Data records for software interfaces
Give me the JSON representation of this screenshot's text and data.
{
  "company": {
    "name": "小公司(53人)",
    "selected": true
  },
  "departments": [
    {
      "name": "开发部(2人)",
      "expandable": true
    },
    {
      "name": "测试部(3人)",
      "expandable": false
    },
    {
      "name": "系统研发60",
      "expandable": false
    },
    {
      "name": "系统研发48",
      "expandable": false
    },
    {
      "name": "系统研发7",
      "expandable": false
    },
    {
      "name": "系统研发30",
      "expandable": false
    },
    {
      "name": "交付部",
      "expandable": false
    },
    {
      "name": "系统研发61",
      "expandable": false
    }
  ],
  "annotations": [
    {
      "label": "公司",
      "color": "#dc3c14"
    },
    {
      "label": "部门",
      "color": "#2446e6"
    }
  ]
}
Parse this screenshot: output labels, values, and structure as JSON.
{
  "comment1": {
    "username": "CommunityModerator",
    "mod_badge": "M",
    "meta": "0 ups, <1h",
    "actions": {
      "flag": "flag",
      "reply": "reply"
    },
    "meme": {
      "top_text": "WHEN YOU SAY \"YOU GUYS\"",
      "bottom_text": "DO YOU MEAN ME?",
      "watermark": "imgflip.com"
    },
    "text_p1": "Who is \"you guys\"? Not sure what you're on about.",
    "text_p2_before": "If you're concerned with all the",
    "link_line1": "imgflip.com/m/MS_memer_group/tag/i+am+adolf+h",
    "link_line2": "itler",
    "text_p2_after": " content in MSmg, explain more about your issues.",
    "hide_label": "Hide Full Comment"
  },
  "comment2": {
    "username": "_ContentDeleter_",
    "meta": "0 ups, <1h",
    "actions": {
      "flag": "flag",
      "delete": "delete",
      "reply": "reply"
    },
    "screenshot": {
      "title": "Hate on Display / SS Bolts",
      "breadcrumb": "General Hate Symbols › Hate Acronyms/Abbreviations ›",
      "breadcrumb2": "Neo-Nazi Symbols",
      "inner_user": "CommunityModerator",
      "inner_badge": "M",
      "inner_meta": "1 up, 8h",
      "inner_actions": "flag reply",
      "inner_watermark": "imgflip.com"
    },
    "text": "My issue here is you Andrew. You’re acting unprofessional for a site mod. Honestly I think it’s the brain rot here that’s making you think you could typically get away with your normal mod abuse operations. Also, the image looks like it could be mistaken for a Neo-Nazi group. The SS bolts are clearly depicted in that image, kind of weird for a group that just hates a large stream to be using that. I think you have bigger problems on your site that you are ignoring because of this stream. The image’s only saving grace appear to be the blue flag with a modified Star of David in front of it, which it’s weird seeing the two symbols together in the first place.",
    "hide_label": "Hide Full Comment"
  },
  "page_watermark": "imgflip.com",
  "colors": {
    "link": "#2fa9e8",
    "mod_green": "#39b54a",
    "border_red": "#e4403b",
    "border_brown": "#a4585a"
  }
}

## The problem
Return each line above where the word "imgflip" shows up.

## Exercise result
      "watermark": "imgflip.com"
    "link_line1": "imgflip.com/m/MS_memer_group/tag/i+am+adolf+h",
      "inner_watermark": "imgflip.com"
  "page_watermark": "imgflip.com",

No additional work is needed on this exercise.